It’s also a good idea to plan regular scheduled break times and activities: go outside, stretch or even have a conversation and talk through their emotions. And try to limit sugary or high carbohydrate foods, such as chips, which can cause spikes and drops in blood sugar levels, making your child feel hungry again much sooner.
Remember that saying no is OK and that setting boundaries for your child, especially in these rapidly changing times, may help them to feel more secure. If you are concerned, seek professional assistance, such as from a psychologist or dietician.
How can I help my child learn independently and stay motivated?
If your child is experiencing difficulties, start by identifying the problem. Perhaps they are unclear on what the task involves, they don’t feel like starting or they don’t know where to start. Remind them that it is OK to ask for help.
Plan a similar structure to a school day: help them maintain a regular wake-up time and develop a timetable. Break tasks into small manageable chunks, as this can help with their motivation. Encourage them to take more regular breaks than normal and include physical activity, as being in front of a computer for long periods can be more difficult on the body than being in a normal classroom.
Also try to find time for children to connect with family and friends, and plan and encourage rewards such as a favourite meal, fun game, doing something with you or going for bike ride. And remember, we’re all in this together. If your child is worried that they are falling behind because of the changes in schooling, remind them that everyone has been affected by COVID-19. There will be opportunities in coming months to recover any learning missed.
How can teachers stay connected to students?
In an online video, Penny Van Bergen, director of the Centre for Children’s Learning in a Social World, says that teachers have adapted really well to a huge number of changes in terms of technology and resourcing. But relationships are more difficult, and maintaining positive student-teacher relationships help motivate, inspire and improve children.
Some tips include: making class videos, implementing individual check-in times, trying a joke of the day or writing personal emails to the class. Showing interest in children and valuing them for more than their school work can help. Let students know you are proud of everything they have been doing and you are happy to keep learning with them. Most of all, give yourself a pat on the back for everything you have been doing!
Professor Hudson believes parents and teachers will find the website very useful, beyond COVID-19.
“It has all the strategies you will need if you’re wanting to get help for a child suffering from anxiety or depression,” she says. “The fact that it’s a freely accessible website using evidence-based materials will hopefully make a difference. Given that reported anxiety was already on the rise, my concern was: what might happen to the mental health of children and young people given the risks associated with isolation, change and uncertainty?
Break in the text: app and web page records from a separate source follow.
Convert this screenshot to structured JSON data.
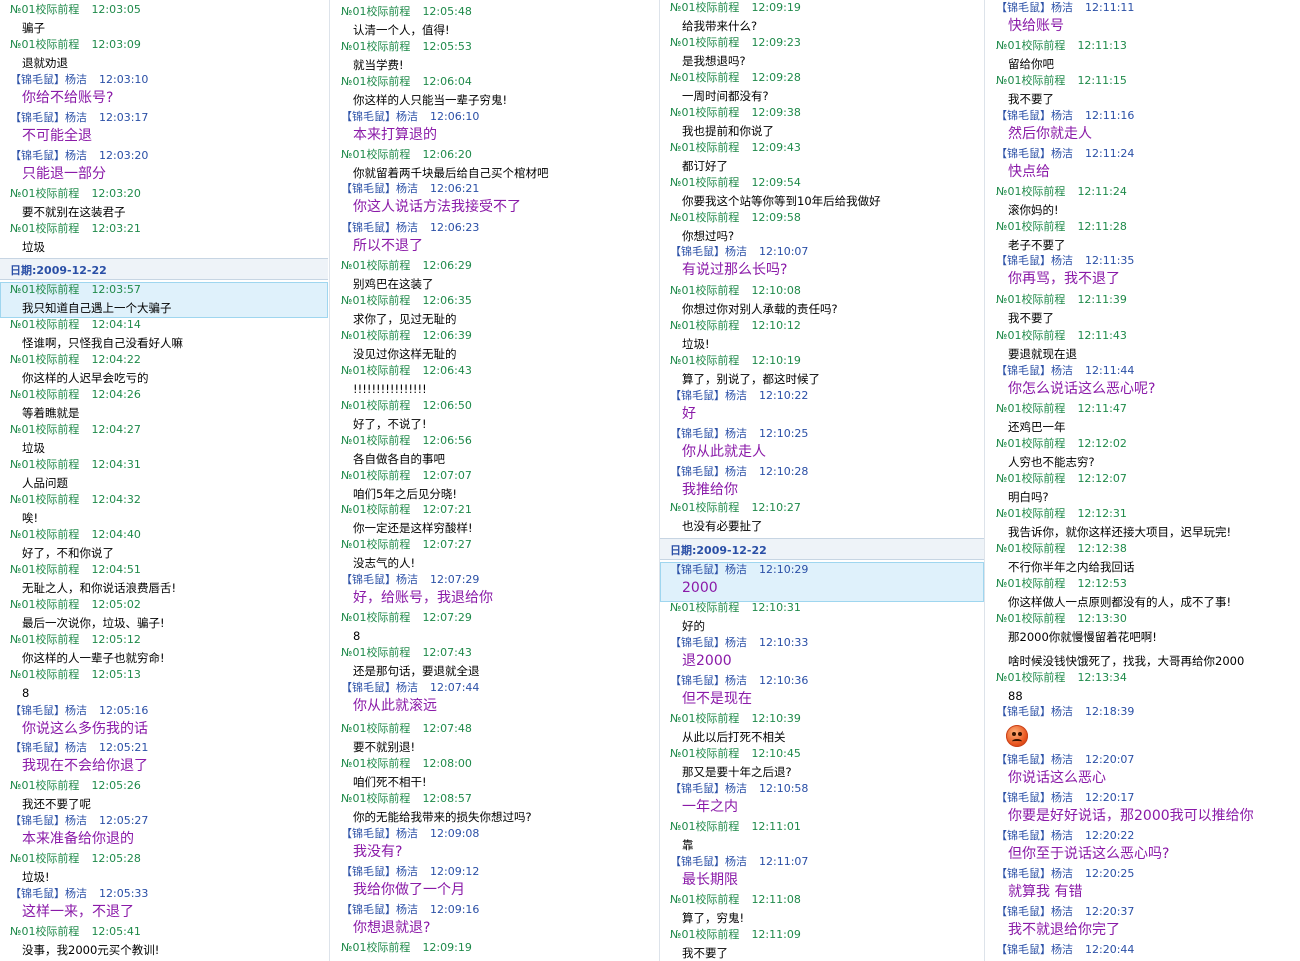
{
  "users": {
    "a": "№01校际前程",
    "b": "【锦毛鼠】杨洁"
  },
  "date_label": "日期:2009-12-22",
  "columns": [
    {
      "entries": [
        {
          "s": "a",
          "t": "12:03:05",
          "m": "骗子"
        },
        {
          "s": "a",
          "t": "12:03:09",
          "m": "退就劝退"
        },
        {
          "s": "b",
          "t": "12:03:10",
          "m": "你给不给账号?"
        },
        {
          "s": "b",
          "t": "12:03:17",
          "m": "不可能全退"
        },
        {
          "s": "b",
          "t": "12:03:20",
          "m": "只能退一部分"
        },
        {
          "s": "a",
          "t": "12:03:20",
          "m": "要不就别在这装君子"
        },
        {
          "s": "a",
          "t": "12:03:21",
          "m": "垃圾"
        },
        {
          "date": true
        },
        {
          "s": "a",
          "t": "12:03:57",
          "m": "我只知道自己遇上一个大骗子",
          "hl": true
        },
        {
          "s": "a",
          "t": "12:04:14",
          "m": "怪谁啊，只怪我自己没看好人嘛"
        },
        {
          "s": "a",
          "t": "12:04:22",
          "m": "你这样的人迟早会吃亏的"
        },
        {
          "s": "a",
          "t": "12:04:26",
          "m": "等着瞧就是"
        },
        {
          "s": "a",
          "t": "12:04:27",
          "m": "垃圾"
        },
        {
          "s": "a",
          "t": "12:04:31",
          "m": "人品问题"
        },
        {
          "s": "a",
          "t": "12:04:32",
          "m": "唉!"
        },
        {
          "s": "a",
          "t": "12:04:40",
          "m": "好了，不和你说了"
        },
        {
          "s": "a",
          "t": "12:04:51",
          "m": "无耻之人，和你说话浪费唇舌!"
        },
        {
          "s": "a",
          "t": "12:05:02",
          "m": "最后一次说你，垃圾、骗子!"
        },
        {
          "s": "a",
          "t": "12:05:12",
          "m": "你这样的人一辈子也就穷命!"
        },
        {
          "s": "a",
          "t": "12:05:13",
          "m": "8"
        },
        {
          "s": "b",
          "t": "12:05:16",
          "m": "你说这么多伤我的话"
        },
        {
          "s": "b",
          "t": "12:05:21",
          "m": "我现在不会给你退了"
        },
        {
          "s": "a",
          "t": "12:05:26",
          "m": "我还不要了呢"
        },
        {
          "s": "b",
          "t": "12:05:27",
          "m": "本来准备给你退的"
        },
        {
          "s": "a",
          "t": "12:05:28",
          "m": "垃圾!"
        },
        {
          "s": "b",
          "t": "12:05:33",
          "m": "这样一来，不退了"
        },
        {
          "s": "a",
          "t": "12:05:41",
          "m": "没事，我2000元买个教训!"
        }
      ]
    },
    {
      "entries": [
        {
          "s": "a",
          "t": "12:05:48",
          "m": "认清一个人，值得!"
        },
        {
          "s": "a",
          "t": "12:05:53",
          "m": "就当学费!"
        },
        {
          "s": "a",
          "t": "12:06:04",
          "m": "你这样的人只能当一辈子穷鬼!"
        },
        {
          "s": "b",
          "t": "12:06:10",
          "m": "本来打算退的"
        },
        {
          "s": "a",
          "t": "12:06:20",
          "m": "你就留着两千块最后给自己买个棺材吧"
        },
        {
          "s": "b",
          "t": "12:06:21",
          "m": "你这人说话方法我接受不了"
        },
        {
          "s": "b",
          "t": "12:06:23",
          "m": "所以不退了"
        },
        {
          "s": "a",
          "t": "12:06:29",
          "m": "别鸡巴在这装了"
        },
        {
          "s": "a",
          "t": "12:06:35",
          "m": "求你了，见过无耻的"
        },
        {
          "s": "a",
          "t": "12:06:39",
          "m": "没见过你这样无耻的"
        },
        {
          "s": "a",
          "t": "12:06:43",
          "m": "!!!!!!!!!!!!!!!!"
        },
        {
          "s": "a",
          "t": "12:06:50",
          "m": "好了，不说了!"
        },
        {
          "s": "a",
          "t": "12:06:56",
          "m": "各自做各自的事吧"
        },
        {
          "s": "a",
          "t": "12:07:07",
          "m": "咱们5年之后见分晓!"
        },
        {
          "s": "a",
          "t": "12:07:21",
          "m": "你一定还是这样穷酸样!"
        },
        {
          "s": "a",
          "t": "12:07:27",
          "m": "没志气的人!"
        },
        {
          "s": "b",
          "t": "12:07:29",
          "m": "好，给账号，我退给你"
        },
        {
          "s": "a",
          "t": "12:07:29",
          "m": "8"
        },
        {
          "s": "a",
          "t": "12:07:43",
          "m": "还是那句话，要退就全退"
        },
        {
          "s": "b",
          "t": "12:07:44",
          "m": "你从此就滚远"
        },
        {
          "s": "a",
          "t": "12:07:48",
          "m": "要不就别退!"
        },
        {
          "s": "a",
          "t": "12:08:00",
          "m": "咱们死不相干!"
        },
        {
          "s": "a",
          "t": "12:08:57",
          "m": "你的无能给我带来的损失你想过吗?"
        },
        {
          "s": "b",
          "t": "12:09:08",
          "m": "我没有?"
        },
        {
          "s": "b",
          "t": "12:09:12",
          "m": "我给你做了一个月"
        },
        {
          "s": "b",
          "t": "12:09:16",
          "m": "你想退就退?"
        },
        {
          "s": "a",
          "t": "12:09:19",
          "m": ""
        }
      ]
    },
    {
      "entries": [
        {
          "s": "a",
          "t": "12:09:19",
          "m": "给我带来什么?"
        },
        {
          "s": "a",
          "t": "12:09:23",
          "m": "是我想退吗?"
        },
        {
          "s": "a",
          "t": "12:09:28",
          "m": "一周时间都没有?"
        },
        {
          "s": "a",
          "t": "12:09:38",
          "m": "我也提前和你说了"
        },
        {
          "s": "a",
          "t": "12:09:43",
          "m": "都订好了"
        },
        {
          "s": "a",
          "t": "12:09:54",
          "m": "你要我这个站等你等到10年后给我做好"
        },
        {
          "s": "a",
          "t": "12:09:58",
          "m": "你想过吗?"
        },
        {
          "s": "b",
          "t": "12:10:07",
          "m": "有说过那么长吗?"
        },
        {
          "s": "a",
          "t": "12:10:08",
          "m": "你想过你对别人承载的责任吗?"
        },
        {
          "s": "a",
          "t": "12:10:12",
          "m": "垃圾!"
        },
        {
          "s": "a",
          "t": "12:10:19",
          "m": "算了，别说了，都这时候了"
        },
        {
          "s": "b",
          "t": "12:10:22",
          "m": "好"
        },
        {
          "s": "b",
          "t": "12:10:25",
          "m": "你从此就走人"
        },
        {
          "s": "b",
          "t": "12:10:28",
          "m": "我推给你"
        },
        {
          "s": "a",
          "t": "12:10:27",
          "m": "也没有必要扯了"
        },
        {
          "date": true
        },
        {
          "s": "b",
          "t": "12:10:29",
          "m": "2000",
          "hl": true
        },
        {
          "s": "a",
          "t": "12:10:31",
          "m": "好的"
        },
        {
          "s": "b",
          "t": "12:10:33",
          "m": "退2000"
        },
        {
          "s": "b",
          "t": "12:10:36",
          "m": "但不是现在"
        },
        {
          "s": "a",
          "t": "12:10:39",
          "m": "从此以后打死不相关"
        },
        {
          "s": "a",
          "t": "12:10:45",
          "m": "那又是要十年之后退?"
        },
        {
          "s": "b",
          "t": "12:10:58",
          "m": "一年之内"
        },
        {
          "s": "a",
          "t": "12:11:01",
          "m": "靠"
        },
        {
          "s": "b",
          "t": "12:11:07",
          "m": "最长期限"
        },
        {
          "s": "a",
          "t": "12:11:08",
          "m": "算了，穷鬼!"
        },
        {
          "s": "a",
          "t": "12:11:09",
          "m": "我不要了"
        }
      ]
    },
    {
      "entries": [
        {
          "s": "b",
          "t": "12:11:11",
          "m": "快给账号"
        },
        {
          "s": "a",
          "t": "12:11:13",
          "m": "留给你吧"
        },
        {
          "s": "a",
          "t": "12:11:15",
          "m": "我不要了"
        },
        {
          "s": "b",
          "t": "12:11:16",
          "m": "然后你就走人"
        },
        {
          "s": "b",
          "t": "12:11:24",
          "m": "快点给"
        },
        {
          "s": "a",
          "t": "12:11:24",
          "m": "滚你妈的!"
        },
        {
          "s": "a",
          "t": "12:11:28",
          "m": "老子不要了"
        },
        {
          "s": "b",
          "t": "12:11:35",
          "m": "你再骂，我不退了"
        },
        {
          "s": "a",
          "t": "12:11:39",
          "m": "我不要了"
        },
        {
          "s": "a",
          "t": "12:11:43",
          "m": "要退就现在退"
        },
        {
          "s": "b",
          "t": "12:11:44",
          "m": "你怎么说话这么恶心呢?"
        },
        {
          "s": "a",
          "t": "12:11:47",
          "m": "还鸡巴一年"
        },
        {
          "s": "a",
          "t": "12:12:02",
          "m": "人穷也不能志穷?"
        },
        {
          "s": "a",
          "t": "12:12:07",
          "m": "明白吗?"
        },
        {
          "s": "a",
          "t": "12:12:31",
          "m": "我告诉你，就你这样还接大项目，迟早玩完!"
        },
        {
          "s": "a",
          "t": "12:12:38",
          "m": "不行你半年之内给我回话"
        },
        {
          "s": "a",
          "t": "12:12:53",
          "m": "你这样做人一点原则都没有的人，成不了事!"
        },
        {
          "s": "a",
          "t": "12:13:30",
          "m": "那2000你就慢慢留着花吧啊!"
        },
        {
          "s": "x",
          "t": "",
          "m": "啥时候没钱快饿死了，找我，大哥再给你2000"
        },
        {
          "s": "a",
          "t": "12:13:34",
          "m": "88"
        },
        {
          "s": "b",
          "t": "12:18:39",
          "m": "",
          "emoji": "angry-face-icon"
        },
        {
          "s": "b",
          "t": "12:20:07",
          "m": "你说话这么恶心"
        },
        {
          "s": "b",
          "t": "12:20:17",
          "m": "你要是好好说话，那2000我可以推给你"
        },
        {
          "s": "b",
          "t": "12:20:22",
          "m": "但你至于说话这么恶心吗?"
        },
        {
          "s": "b",
          "t": "12:20:25",
          "m": "就算我 有错"
        },
        {
          "s": "b",
          "t": "12:20:37",
          "m": "我不就退给你完了"
        },
        {
          "s": "b",
          "t": "12:20:44",
          "m": ""
        }
      ]
    }
  ]
}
Our long-term goal was to make a difference.”
A longitudinal study tracking the activities and mental health of kids has also launched today in collaboration with researchers at the University of Oxford in the UK – children aged over 10 and their parents can sign-up on the website.
Jennie Hudson, pictured, is a Professor in the Department of Psychology and the Director of the Centre for Emotional Health, Macquarie University.